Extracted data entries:
########################################

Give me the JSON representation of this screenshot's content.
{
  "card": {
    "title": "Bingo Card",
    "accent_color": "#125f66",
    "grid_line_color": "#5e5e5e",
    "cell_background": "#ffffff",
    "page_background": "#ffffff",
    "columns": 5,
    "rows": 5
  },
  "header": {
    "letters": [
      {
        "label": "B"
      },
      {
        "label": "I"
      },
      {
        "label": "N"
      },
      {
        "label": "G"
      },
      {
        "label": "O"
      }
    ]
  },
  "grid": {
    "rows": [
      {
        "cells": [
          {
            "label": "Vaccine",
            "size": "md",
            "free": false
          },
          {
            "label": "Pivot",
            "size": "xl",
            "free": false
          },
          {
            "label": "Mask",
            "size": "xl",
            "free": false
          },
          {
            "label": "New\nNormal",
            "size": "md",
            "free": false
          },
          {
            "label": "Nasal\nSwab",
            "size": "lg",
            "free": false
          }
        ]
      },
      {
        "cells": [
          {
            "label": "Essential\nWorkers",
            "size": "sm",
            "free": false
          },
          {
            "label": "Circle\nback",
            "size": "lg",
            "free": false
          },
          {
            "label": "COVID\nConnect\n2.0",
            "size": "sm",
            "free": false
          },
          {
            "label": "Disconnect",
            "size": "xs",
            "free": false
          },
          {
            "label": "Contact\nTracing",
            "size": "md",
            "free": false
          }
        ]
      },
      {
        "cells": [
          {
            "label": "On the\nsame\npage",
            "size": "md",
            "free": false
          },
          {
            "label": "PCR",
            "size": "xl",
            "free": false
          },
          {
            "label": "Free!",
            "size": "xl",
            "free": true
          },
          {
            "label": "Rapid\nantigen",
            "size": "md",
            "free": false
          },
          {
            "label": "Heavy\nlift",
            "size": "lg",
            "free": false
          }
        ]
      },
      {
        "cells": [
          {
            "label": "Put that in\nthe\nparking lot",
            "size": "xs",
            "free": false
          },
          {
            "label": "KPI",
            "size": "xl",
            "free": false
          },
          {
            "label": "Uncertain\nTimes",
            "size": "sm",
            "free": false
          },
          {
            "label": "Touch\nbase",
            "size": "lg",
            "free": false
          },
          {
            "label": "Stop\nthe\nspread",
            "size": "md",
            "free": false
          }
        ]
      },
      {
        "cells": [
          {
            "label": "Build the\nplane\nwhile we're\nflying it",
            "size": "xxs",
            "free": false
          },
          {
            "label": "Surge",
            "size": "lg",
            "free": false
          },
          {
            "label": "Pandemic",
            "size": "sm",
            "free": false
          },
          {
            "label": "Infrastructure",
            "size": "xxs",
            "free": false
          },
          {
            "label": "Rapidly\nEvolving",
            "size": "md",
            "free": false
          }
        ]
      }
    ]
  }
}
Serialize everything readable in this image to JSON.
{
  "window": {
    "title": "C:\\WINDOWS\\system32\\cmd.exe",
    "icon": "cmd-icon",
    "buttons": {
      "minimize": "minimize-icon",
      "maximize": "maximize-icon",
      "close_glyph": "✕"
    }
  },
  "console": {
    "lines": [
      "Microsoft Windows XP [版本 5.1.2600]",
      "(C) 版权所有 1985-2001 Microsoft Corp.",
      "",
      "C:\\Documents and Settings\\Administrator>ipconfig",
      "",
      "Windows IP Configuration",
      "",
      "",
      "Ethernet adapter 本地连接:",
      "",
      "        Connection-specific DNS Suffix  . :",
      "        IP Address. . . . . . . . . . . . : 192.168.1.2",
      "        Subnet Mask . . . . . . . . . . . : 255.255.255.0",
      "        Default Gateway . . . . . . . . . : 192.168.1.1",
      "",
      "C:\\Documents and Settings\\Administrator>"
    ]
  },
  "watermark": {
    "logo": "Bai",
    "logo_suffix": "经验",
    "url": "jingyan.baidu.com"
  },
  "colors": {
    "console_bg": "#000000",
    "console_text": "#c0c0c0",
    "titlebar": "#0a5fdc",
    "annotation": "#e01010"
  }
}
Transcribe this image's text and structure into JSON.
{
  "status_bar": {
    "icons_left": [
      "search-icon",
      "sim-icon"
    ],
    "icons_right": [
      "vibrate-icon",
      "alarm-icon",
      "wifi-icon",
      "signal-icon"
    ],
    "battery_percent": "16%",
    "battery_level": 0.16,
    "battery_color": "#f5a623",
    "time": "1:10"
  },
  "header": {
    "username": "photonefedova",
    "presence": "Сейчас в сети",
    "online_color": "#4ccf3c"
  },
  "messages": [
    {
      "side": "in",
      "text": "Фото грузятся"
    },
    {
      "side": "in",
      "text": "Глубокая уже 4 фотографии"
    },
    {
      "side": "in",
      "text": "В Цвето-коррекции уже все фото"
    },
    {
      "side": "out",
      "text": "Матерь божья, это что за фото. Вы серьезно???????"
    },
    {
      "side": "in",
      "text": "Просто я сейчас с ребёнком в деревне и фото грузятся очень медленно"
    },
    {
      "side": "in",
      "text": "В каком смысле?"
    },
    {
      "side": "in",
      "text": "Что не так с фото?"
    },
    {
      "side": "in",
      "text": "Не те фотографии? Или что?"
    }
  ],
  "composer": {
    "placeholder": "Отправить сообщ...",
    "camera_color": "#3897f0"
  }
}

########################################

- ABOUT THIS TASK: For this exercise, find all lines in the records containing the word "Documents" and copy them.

- EXPECTED ANSWER:
      "C:\\Documents and Settings\\Administrator>ipconfig",
      "C:\\Documents and Settings\\Administrator>"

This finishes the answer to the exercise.